Doomino’s Apocalyptic Pizza Delivery — Lucas Pederson & Tim Marquitz
Dildoes, drugs, and pizza. Short but still crap.

The Days of Anna Madrigal — Armistead Maupin
It ends.

The Narrows — Michael Connelly
Connelly mixes and matches the characters in his books making reading in order somewhat messy.

The Corpse Wore Pasties — Jonny Porkpe

I’m the One That I Want — Margaret Cho

A Slipping Down Life — Anne Tyler

The Poet — Michael Connelly
Jack McEvoy and Rachel Walling. Nascent data communication and pedophilia.

Out of Time’s Abyss — Edgar Rice Burroughs
Interesting alternative evolution: humans evolve to higher variations while still living, something like frogs.

The People That Time Forgot — Edgar Rice Burroughs

The Land That Time Forgot — Edgar Rice Burroughs

The Invention of Solitude — Paul Auster
Memory: Makes you think.

Tiny Love: The Complete Stories of Larry Brown – Larry Brown

The Circus of Dr. Lao — Charles G. Finney
Only read in the mirror.

Far Tortuga — Peter Matthiessen
Turtles all the way down; and you know how I dislike dialogue in dialect. Yah Mon.

The Edible Woman — Margaret Atwood

Special Topics in Calamity Physics – Marisha Pessl
Messy but fun.

Angel’s Flight — Michael Connelly

Shantaram: A Novel — Gregory David Roberts (+)
Long and complex. From prisoner in Australia to healer in Mumbai; from con man in India to freedom fighter in Afghanistan. A strong insight into another part of the world and different ways of responding to life. Recommended, especially for cushy Americans.

Prisoner’s Dilemma — Richard Powers (+)

The Last Chronicle of Barset — Anthony Trollope
Desilu could easily turn this into a half-hour comedy.

Under the Wave at Waimea — Paul Theroux
I’ve seen this movie. True, though; it’s impossible to capture the spirituality of surfing in prose. I rate it right up there with double-orgasm and the pull of a big bass on four pound line.

Cloud Atlas — David Mitchell
Have to admire author’s complexity of narrative. Note that movie treatment is even more confusing (AKA messy).

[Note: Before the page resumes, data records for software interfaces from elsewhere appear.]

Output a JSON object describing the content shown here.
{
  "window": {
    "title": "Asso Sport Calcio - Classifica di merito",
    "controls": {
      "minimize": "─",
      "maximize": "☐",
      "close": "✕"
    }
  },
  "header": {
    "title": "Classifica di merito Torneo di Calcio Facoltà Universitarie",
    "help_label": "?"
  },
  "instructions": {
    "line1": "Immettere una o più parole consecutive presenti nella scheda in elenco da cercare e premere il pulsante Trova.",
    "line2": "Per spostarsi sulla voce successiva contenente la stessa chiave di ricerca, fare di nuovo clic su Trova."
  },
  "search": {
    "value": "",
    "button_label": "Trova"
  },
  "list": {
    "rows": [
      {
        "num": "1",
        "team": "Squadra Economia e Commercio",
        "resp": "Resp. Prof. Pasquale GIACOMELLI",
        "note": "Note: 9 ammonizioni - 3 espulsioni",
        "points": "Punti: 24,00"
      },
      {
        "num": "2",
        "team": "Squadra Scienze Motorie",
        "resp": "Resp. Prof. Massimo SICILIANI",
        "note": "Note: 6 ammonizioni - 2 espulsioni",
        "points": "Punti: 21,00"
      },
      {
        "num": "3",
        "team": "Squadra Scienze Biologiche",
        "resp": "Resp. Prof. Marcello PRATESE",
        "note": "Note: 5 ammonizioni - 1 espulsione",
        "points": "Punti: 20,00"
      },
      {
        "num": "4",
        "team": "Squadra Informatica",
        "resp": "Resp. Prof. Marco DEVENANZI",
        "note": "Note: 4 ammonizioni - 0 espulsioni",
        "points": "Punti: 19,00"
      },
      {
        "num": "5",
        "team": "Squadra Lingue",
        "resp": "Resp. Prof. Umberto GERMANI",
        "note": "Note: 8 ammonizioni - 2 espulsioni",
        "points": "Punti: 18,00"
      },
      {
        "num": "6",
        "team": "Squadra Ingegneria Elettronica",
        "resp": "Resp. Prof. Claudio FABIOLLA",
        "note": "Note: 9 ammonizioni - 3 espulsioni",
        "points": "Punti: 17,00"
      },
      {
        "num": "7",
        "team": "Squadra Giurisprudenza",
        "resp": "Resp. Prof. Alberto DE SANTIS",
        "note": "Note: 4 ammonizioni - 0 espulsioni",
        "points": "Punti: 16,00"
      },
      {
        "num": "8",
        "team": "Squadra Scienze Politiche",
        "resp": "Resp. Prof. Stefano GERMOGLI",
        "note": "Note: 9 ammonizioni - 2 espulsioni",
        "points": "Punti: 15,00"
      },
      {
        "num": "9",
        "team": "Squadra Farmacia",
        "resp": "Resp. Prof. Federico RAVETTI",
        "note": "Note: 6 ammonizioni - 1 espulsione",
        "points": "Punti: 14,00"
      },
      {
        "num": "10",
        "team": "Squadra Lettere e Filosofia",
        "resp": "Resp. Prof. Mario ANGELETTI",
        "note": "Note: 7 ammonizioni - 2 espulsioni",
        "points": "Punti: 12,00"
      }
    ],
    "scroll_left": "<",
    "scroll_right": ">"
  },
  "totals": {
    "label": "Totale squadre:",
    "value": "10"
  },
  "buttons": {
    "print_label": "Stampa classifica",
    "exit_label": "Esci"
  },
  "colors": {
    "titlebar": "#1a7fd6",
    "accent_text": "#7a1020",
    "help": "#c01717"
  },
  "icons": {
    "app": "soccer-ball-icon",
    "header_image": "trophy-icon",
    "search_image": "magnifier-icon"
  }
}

The Golden House — Salman Rushdie

The Comedians — Graham Greene
American Exceptionalism at it’s worst.

Trunk Music — Michael Connelly
Interesting to consider how the screenwriters based an episode of the Amazon series on this novel.

Darwin’s Ghosts — Ariel Dorfman

Cass Timberlane — Sinclair Lewis

Beautiful World, Where Are You — Sally Rooney

Disclaimer — Renée Knight

Coming Up for Air — George Orwell

1933 Was a Bad Year — John Fante

Seven Brief Lessons on Physics — Carlo Rovelli

The Televangelist — Ibrahim Eissa
A good discussion of the natur of religion over time, wrappedup in an engaging narrative.

Hazards of Time Travel — Joyce Carol Oates
A time traveller is convenient to comment on political or social themes from the future that defy common understanding (Cell phones? Too crazy!). But JCO insists on including a love story that ruins the narrative.

Two On a Tower — Thomas Hardy
A little science and a little feminism but still a 19th century novel.

Hard Case Crime: Web of the City — Harlan Ellison (-)
Although at best a juvenile stew of clichés and stereotypes, it was the author’s first book.

Mary Ann in Autumn — Armistead Maupin

Swans Over the Moon — Forrest Aguirre
Fantasy. Not my style.

Second Place — Rachel Cusk
Interesting fictional treatment of a real experience.